#### [Exercise instructions]
For each line below that includes the word "name", make a copy.

#### [Stored data]
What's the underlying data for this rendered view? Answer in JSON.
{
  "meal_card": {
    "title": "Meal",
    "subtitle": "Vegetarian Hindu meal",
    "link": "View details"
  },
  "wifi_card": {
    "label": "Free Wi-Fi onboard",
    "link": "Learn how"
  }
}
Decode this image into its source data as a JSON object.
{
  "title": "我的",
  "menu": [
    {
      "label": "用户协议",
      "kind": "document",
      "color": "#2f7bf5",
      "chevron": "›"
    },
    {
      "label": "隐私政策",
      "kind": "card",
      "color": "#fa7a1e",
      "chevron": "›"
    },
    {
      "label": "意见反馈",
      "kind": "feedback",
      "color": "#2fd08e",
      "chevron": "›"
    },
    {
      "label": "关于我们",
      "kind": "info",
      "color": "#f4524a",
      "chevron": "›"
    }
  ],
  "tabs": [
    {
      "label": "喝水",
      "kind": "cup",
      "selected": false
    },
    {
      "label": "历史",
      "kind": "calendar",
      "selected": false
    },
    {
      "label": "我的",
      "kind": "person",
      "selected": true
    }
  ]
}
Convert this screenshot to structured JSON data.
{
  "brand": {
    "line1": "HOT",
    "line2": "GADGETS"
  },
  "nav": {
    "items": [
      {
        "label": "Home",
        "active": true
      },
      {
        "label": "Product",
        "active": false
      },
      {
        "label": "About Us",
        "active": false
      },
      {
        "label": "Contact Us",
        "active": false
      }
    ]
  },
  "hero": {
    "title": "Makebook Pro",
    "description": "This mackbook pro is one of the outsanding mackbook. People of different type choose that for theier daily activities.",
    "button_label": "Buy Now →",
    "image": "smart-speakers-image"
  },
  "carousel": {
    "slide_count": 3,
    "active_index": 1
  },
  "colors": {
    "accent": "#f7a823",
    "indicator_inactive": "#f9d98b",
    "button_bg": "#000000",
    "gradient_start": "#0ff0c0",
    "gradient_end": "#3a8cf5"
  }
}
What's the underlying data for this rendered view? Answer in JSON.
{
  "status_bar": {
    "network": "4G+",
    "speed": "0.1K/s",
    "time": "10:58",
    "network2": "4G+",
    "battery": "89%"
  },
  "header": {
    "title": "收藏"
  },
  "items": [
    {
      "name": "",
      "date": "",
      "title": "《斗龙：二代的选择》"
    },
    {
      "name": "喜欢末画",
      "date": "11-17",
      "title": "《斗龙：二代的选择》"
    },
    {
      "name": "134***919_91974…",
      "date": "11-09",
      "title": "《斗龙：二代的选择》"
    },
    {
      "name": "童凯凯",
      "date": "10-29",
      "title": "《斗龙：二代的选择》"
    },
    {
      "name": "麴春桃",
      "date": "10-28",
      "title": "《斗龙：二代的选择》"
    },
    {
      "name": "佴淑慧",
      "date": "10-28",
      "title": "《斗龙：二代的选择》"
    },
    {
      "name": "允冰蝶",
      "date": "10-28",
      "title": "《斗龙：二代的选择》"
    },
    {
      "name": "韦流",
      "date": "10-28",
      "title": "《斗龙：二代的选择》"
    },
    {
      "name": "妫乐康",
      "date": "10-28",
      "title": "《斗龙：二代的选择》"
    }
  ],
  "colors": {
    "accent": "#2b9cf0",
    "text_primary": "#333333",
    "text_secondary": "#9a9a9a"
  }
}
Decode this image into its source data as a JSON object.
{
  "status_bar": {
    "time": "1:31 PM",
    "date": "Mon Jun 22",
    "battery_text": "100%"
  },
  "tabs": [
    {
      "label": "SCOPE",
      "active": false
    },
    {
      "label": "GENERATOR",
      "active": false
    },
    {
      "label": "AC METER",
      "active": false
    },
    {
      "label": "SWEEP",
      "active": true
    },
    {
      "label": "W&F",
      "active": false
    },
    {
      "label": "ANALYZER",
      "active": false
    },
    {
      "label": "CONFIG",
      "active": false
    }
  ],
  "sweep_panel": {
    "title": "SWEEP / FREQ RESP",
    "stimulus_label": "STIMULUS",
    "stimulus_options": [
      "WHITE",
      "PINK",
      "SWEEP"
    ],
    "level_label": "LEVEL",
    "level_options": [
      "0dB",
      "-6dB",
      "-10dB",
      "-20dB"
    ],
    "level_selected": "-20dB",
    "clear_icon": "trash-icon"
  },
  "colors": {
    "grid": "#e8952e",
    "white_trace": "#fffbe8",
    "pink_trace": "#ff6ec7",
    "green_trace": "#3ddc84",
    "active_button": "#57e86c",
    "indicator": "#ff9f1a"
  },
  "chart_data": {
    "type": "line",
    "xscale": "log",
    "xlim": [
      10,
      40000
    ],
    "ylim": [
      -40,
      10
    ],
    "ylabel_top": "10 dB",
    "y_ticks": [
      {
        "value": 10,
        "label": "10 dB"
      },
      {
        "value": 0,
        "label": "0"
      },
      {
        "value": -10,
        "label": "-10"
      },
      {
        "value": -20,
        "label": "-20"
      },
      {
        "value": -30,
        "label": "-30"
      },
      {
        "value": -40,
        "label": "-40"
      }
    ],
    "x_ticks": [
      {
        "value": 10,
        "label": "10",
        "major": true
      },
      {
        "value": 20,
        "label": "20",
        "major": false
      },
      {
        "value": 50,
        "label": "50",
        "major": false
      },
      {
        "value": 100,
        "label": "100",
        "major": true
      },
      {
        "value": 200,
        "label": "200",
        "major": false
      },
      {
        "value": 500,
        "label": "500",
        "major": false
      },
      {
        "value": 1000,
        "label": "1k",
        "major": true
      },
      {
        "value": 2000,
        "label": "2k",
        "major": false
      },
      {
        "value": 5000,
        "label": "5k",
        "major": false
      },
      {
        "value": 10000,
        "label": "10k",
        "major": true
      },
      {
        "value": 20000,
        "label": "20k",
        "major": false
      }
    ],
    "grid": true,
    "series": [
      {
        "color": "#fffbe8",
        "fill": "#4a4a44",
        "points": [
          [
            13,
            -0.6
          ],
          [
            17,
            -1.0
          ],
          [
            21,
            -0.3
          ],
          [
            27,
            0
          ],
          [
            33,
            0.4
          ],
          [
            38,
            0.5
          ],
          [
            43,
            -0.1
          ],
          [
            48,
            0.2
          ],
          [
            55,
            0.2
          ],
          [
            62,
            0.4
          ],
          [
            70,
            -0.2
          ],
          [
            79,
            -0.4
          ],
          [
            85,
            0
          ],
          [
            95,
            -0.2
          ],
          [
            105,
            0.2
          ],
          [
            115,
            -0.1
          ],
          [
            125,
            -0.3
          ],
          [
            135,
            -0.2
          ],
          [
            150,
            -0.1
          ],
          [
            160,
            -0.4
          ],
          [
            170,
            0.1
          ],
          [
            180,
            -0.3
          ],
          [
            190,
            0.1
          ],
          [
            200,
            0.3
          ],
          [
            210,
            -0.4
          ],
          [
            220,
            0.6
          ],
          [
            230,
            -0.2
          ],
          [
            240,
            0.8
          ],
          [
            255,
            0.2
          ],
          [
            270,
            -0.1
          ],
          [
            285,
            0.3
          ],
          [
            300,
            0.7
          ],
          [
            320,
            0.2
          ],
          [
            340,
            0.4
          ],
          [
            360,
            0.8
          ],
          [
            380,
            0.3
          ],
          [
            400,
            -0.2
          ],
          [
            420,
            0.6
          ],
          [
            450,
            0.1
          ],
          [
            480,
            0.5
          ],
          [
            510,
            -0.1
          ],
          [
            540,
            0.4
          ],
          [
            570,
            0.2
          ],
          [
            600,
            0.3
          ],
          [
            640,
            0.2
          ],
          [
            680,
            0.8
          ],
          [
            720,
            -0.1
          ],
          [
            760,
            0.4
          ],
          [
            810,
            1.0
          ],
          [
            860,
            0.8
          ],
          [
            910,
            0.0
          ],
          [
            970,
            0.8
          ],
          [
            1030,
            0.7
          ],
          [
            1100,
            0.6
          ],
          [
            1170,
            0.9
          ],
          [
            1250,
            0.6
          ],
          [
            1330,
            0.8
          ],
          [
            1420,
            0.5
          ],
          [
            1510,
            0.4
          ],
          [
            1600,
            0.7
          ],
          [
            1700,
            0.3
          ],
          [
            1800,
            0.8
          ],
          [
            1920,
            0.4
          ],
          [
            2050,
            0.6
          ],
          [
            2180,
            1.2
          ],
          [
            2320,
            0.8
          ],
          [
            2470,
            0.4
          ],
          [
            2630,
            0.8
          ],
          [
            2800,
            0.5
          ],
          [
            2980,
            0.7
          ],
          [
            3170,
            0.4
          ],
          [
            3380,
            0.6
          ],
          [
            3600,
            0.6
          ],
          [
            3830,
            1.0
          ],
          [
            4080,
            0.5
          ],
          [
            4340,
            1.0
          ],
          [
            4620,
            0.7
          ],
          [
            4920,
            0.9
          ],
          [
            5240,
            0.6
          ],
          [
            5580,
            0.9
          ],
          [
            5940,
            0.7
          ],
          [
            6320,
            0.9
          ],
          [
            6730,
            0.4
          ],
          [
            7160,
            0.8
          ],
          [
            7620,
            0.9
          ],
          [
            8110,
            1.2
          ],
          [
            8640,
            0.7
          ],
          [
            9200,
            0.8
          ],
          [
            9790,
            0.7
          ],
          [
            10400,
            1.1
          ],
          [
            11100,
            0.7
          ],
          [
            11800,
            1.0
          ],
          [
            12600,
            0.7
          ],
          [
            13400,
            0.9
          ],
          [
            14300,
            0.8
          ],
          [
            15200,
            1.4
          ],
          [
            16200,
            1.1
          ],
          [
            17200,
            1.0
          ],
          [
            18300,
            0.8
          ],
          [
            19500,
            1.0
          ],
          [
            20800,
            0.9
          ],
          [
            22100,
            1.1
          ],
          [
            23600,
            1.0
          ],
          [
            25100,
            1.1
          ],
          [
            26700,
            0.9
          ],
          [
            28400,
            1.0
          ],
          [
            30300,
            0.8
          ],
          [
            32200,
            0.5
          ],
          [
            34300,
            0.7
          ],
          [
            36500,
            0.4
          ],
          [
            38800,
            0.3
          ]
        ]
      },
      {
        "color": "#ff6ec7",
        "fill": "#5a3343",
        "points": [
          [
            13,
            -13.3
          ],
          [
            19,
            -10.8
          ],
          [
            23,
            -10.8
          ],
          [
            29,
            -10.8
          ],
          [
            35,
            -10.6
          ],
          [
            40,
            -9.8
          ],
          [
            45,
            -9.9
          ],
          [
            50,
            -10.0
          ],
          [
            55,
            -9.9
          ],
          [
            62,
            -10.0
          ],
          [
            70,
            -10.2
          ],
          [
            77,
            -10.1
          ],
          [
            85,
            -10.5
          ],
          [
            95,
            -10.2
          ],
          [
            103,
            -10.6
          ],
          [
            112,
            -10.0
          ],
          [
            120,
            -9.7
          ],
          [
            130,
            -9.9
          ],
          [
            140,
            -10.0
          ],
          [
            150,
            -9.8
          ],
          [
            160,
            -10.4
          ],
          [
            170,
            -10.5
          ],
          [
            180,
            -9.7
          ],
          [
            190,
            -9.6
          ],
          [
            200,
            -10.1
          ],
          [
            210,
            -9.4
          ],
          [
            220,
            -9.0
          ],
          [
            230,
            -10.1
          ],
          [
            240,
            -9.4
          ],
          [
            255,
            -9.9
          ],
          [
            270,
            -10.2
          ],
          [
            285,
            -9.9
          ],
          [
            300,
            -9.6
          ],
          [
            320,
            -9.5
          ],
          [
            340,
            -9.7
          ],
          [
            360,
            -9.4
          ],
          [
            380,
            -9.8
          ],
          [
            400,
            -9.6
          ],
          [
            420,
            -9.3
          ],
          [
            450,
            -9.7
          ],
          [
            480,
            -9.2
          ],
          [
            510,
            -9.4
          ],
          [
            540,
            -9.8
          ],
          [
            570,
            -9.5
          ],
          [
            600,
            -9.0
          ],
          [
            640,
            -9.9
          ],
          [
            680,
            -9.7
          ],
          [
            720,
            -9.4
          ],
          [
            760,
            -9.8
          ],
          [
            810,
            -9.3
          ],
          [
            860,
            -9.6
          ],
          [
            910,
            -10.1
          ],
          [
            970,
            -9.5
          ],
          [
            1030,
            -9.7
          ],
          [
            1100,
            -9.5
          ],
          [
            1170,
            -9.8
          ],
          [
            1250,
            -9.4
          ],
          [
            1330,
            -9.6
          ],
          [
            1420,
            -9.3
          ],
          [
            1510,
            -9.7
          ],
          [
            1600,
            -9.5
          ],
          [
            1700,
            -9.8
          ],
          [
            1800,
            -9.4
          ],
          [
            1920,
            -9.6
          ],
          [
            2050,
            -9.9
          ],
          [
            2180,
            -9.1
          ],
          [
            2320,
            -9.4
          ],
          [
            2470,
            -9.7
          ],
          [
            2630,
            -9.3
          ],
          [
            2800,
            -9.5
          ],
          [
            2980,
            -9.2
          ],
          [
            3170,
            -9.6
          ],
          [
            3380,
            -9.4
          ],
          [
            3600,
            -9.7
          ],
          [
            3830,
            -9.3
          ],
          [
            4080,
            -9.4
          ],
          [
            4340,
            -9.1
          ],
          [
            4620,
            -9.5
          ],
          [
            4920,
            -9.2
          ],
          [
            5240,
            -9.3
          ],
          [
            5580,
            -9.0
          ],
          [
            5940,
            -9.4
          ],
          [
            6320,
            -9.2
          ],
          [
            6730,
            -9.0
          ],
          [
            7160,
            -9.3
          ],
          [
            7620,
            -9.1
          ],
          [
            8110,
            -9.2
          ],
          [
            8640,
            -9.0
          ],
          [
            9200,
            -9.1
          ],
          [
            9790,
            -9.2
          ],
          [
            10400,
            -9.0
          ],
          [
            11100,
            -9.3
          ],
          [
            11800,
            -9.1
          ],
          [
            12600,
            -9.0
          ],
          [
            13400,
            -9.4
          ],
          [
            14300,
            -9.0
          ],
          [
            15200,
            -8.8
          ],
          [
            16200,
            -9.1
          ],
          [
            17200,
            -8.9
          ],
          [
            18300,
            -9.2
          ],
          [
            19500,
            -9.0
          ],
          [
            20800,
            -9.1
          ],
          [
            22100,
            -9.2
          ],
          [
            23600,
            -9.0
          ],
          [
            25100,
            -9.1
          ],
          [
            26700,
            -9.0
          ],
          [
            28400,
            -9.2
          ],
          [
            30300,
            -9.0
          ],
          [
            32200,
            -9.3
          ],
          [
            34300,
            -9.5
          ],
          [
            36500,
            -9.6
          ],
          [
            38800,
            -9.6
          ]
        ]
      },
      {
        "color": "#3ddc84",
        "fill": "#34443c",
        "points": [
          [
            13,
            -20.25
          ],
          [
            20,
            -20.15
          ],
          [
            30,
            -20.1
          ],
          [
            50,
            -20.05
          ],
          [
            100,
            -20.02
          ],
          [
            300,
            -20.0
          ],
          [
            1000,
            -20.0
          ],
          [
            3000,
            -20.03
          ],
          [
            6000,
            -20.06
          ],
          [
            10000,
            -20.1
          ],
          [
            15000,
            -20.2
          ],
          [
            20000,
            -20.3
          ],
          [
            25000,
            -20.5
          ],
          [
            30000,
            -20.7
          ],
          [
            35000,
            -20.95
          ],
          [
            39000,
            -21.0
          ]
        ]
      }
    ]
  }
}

#### [Response]
      "name": "",
      "name": "喜欢末画",
      "name": "134***919_91974…",
      "name": "童凯凯",
      "name": "麴春桃",
      "name": "佴淑慧",
      "name": "允冰蝶",
      "name": "韦流",
      "name": "妫乐康",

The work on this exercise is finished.